### Your objective:
Restate the entries below word for word, omitting nothing.

### Excerpts from an interface dataset:

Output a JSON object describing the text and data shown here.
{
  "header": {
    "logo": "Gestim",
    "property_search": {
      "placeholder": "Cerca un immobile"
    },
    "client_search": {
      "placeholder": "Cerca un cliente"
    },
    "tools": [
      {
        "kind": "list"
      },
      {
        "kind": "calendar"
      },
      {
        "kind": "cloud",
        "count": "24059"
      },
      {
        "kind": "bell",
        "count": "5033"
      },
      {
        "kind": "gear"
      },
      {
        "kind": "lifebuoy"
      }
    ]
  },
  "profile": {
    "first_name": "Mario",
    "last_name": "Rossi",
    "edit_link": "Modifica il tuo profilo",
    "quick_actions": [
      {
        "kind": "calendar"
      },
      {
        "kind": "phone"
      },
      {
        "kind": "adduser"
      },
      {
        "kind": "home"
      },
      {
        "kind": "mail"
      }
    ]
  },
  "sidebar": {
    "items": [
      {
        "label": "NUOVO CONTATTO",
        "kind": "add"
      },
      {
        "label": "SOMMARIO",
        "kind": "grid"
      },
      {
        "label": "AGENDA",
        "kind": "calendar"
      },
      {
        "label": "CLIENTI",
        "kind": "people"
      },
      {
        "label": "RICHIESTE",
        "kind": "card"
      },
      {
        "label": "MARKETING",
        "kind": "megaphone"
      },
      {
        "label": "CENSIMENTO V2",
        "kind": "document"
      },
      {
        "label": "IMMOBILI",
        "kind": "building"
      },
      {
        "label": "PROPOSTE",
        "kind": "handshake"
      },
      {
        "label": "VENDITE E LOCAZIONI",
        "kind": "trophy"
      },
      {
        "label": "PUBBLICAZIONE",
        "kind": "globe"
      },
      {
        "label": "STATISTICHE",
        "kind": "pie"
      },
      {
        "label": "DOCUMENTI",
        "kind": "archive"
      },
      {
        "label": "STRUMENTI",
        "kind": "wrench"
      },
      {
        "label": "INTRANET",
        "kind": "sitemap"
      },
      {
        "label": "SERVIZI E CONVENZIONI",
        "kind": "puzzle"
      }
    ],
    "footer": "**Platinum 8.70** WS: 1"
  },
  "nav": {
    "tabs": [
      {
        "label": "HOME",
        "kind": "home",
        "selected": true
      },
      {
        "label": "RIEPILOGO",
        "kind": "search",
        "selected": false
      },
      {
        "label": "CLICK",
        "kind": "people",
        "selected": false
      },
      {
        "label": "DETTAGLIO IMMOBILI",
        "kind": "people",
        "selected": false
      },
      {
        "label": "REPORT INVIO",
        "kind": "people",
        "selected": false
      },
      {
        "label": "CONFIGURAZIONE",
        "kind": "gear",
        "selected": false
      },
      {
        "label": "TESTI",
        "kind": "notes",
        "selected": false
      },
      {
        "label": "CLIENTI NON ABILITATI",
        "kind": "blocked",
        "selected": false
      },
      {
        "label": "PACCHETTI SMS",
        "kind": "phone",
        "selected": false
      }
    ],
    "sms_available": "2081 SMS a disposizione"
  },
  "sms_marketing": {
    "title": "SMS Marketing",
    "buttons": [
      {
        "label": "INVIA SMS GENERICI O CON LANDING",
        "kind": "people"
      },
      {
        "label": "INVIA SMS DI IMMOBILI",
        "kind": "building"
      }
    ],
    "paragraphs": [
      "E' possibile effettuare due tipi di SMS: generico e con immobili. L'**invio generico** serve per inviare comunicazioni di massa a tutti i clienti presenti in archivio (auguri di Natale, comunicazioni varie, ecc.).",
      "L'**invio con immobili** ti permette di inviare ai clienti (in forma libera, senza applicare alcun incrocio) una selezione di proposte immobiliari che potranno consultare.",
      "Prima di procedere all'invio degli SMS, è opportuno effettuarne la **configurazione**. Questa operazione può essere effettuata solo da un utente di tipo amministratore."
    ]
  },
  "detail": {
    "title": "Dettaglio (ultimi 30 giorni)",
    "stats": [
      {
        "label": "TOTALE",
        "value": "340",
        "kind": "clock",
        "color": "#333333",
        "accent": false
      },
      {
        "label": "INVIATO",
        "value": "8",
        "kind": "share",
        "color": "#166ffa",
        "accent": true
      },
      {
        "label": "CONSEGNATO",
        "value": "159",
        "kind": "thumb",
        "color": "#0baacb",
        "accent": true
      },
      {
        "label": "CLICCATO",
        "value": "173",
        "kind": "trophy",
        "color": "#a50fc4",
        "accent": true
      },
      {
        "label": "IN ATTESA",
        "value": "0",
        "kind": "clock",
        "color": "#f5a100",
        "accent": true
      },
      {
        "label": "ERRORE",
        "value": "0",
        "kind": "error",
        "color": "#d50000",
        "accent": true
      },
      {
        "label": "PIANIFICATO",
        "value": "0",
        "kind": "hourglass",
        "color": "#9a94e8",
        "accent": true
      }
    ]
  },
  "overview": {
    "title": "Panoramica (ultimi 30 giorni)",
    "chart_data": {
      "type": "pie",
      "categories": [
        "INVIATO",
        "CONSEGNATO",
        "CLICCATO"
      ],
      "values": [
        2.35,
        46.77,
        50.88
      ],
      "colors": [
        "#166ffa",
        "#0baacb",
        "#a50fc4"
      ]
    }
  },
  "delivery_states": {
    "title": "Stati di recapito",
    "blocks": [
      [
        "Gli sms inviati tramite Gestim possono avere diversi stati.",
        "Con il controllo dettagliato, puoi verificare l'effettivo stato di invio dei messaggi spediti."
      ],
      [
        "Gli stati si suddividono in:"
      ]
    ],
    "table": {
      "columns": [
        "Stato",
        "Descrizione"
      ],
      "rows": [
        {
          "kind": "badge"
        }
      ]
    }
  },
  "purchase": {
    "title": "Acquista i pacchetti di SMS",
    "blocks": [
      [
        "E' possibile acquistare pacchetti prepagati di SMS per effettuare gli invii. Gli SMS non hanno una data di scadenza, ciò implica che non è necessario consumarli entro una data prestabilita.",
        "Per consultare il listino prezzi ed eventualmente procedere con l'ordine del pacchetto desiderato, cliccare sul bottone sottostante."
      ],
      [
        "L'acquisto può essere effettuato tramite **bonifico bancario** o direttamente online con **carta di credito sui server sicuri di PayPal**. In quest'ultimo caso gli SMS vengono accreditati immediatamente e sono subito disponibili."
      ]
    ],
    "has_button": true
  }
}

### Task response:
Output a JSON object describing the text and data shown here.
{
  "header": {
    "logo": "Gestim",
    "property_search": {
      "placeholder": "Cerca un immobile"
    },
    "client_search": {
      "placeholder": "Cerca un cliente"
    },
    "tools": [
      {
        "kind": "list"
      },
      {
        "kind": "calendar"
      },
      {
        "kind": "cloud",
        "count": "24059"
      },
      {
        "kind": "bell",
        "count": "5033"
      },
      {
        "kind": "gear"
      },
      {
        "kind": "lifebuoy"
      }
    ]
  },
  "profile": {
    "first_name": "Mario",
    "last_name": "Rossi",
    "edit_link": "Modifica il tuo profilo",
    "quick_actions": [
      {
        "kind": "calendar"
      },
      {
        "kind": "phone"
      },
      {
        "kind": "adduser"
      },
      {
        "kind": "home"
      },
      {
        "kind": "mail"
      }
    ]
  },
  "sidebar": {
    "items": [
      {
        "label": "NUOVO CONTATTO",
        "kind": "add"
      },
      {
        "label": "SOMMARIO",
        "kind": "grid"
      },
      {
        "label": "AGENDA",
        "kind": "calendar"
      },
      {
        "label": "CLIENTI",
        "kind": "people"
      },
      {
        "label": "RICHIESTE",
        "kind": "card"
      },
      {
        "label": "MARKETING",
        "kind": "megaphone"
      },
      {
        "label": "CENSIMENTO V2",
        "kind": "document"
      },
      {
        "label": "IMMOBILI",
        "kind": "building"
      },
      {
        "label": "PROPOSTE",
        "kind": "handshake"
      },
      {
        "label": "VENDITE E LOCAZIONI",
        "kind": "trophy"
      },
      {
        "label": "PUBBLICAZIONE",
        "kind": "globe"
      },
      {
        "label": "STATISTICHE",
        "kind": "pie"
      },
      {
        "label": "DOCUMENTI",
        "kind": "archive"
      },
      {
        "label": "STRUMENTI",
        "kind": "wrench"
      },
      {
        "label": "INTRANET",
        "kind": "sitemap"
      },
      {
        "label": "SERVIZI E CONVENZIONI",
        "kind": "puzzle"
      }
    ],
    "footer": "**Platinum 8.70** WS: 1"
  },
  "nav": {
    "tabs": [
      {
        "label": "HOME",
        "kind": "home",
        "selected": true
      },
      {
        "label": "RIEPILOGO",
        "kind": "search",
        "selected": false
      },
      {
        "label": "CLICK",
        "kind": "people",
        "selected": false
      },
      {
        "label": "DETTAGLIO IMMOBILI",
        "kind": "people",
        "selected": false
      },
      {
        "label": "REPORT INVIO",
        "kind": "people",
        "selected": false
      },
      {
        "label": "CONFIGURAZIONE",
        "kind": "gear",
        "selected": false
      },
      {
        "label": "TESTI",
        "kind": "notes",
        "selected": false
      },
      {
        "label": "CLIENTI NON ABILITATI",
        "kind": "blocked",
        "selected": false
      },
      {
        "label": "PACCHETTI SMS",
        "kind": "phone",
        "selected": false
      }
    ],
    "sms_available": "2081 SMS a disposizione"
  },
  "sms_marketing": {
    "title": "SMS Marketing",
    "buttons": [
      {
        "label": "INVIA SMS GENERICI O CON LANDING",
        "kind": "people"
      },
      {
        "label": "INVIA SMS DI IMMOBILI",
        "kind": "building"
      }
    ],
    "paragraphs": [
      "E' possibile effettuare due tipi di SMS: generico e con immobili. L'**invio generico** serve per inviare comunicazioni di massa a tutti i clienti presenti in archivio (auguri di Natale, comunicazioni varie, ecc.).",
      "L'**invio con immobili** ti permette di inviare ai clienti (in forma libera, senza applicare alcun incrocio) una selezione di proposte immobiliari che potranno consultare.",
      "Prima di procedere all'invio degli SMS, è opportuno effettuarne la **configurazione**. Questa operazione può essere effettuata solo da un utente di tipo amministratore."
    ]
  },
  "detail": {
    "title": "Dettaglio (ultimi 30 giorni)",
    "stats": [
      {
        "label": "TOTALE",
        "value": "340",
        "kind": "clock",
        "color": "#333333",
        "accent": false
      },
      {
        "label": "INVIATO",
        "value": "8",
        "kind": "share",
        "color": "#166ffa",
        "accent": true
      },
      {
        "label": "CONSEGNATO",
        "value": "159",
        "kind": "thumb",
        "color": "#0baacb",
        "accent": true
      },
      {
        "label": "CLICCATO",
        "value": "173",
        "kind": "trophy",
        "color": "#a50fc4",
        "accent": true
      },
      {
        "label": "IN ATTESA",
        "value": "0",
        "kind": "clock",
        "color": "#f5a100",
        "accent": true
      },
      {
        "label": "ERRORE",
        "value": "0",
        "kind": "error",
        "color": "#d50000",
        "accent": true
      },
      {
        "label": "PIANIFICATO",
        "value": "0",
        "kind": "hourglass",
        "color": "#9a94e8",
        "accent": true
      }
    ]
  },
  "overview": {
    "title": "Panoramica (ultimi 30 giorni)",
    "chart_data": {
      "type": "pie",
      "categories": [
        "INVIATO",
        "CONSEGNATO",
        "CLICCATO"
      ],
      "values": [
        2.35,
        46.77,
        50.88
      ],
      "colors": [
        "#166ffa",
        "#0baacb",
        "#a50fc4"
      ]
    }
  },
  "delivery_states": {
    "title": "Stati di recapito",
    "blocks": [
      [
        "Gli sms inviati tramite Gestim possono avere diversi stati.",
        "Con il controllo dettagliato, puoi verificare l'effettivo stato di invio dei messaggi spediti."
      ],
      [
        "Gli stati si suddividono in:"
      ]
    ],
    "table": {
      "columns": [
        "Stato",
        "Descrizione"
      ],
      "rows": [
        {
          "kind": "badge"
        }
      ]
    }
  },
  "purchase": {
    "title": "Acquista i pacchetti di SMS",
    "blocks": [
      [
        "E' possibile acquistare pacchetti prepagati di SMS per effettuare gli invii. Gli SMS non hanno una data di scadenza, ciò implica che non è necessario consumarli entro una data prestabilita.",
        "Per consultare il listino prezzi ed eventualmente procedere con l'ordine del pacchetto desiderato, cliccare sul bottone sottostante."
      ],
      [
        "L'acquisto può essere effettuato tramite **bonifico bancario** o direttamente online con **carta di credito sui server sicuri di PayPal**. In quest'ultimo caso gli SMS vengono accreditati immediatamente e sono subito disponibili."
      ]
    ],
    "has_button": true
  }
}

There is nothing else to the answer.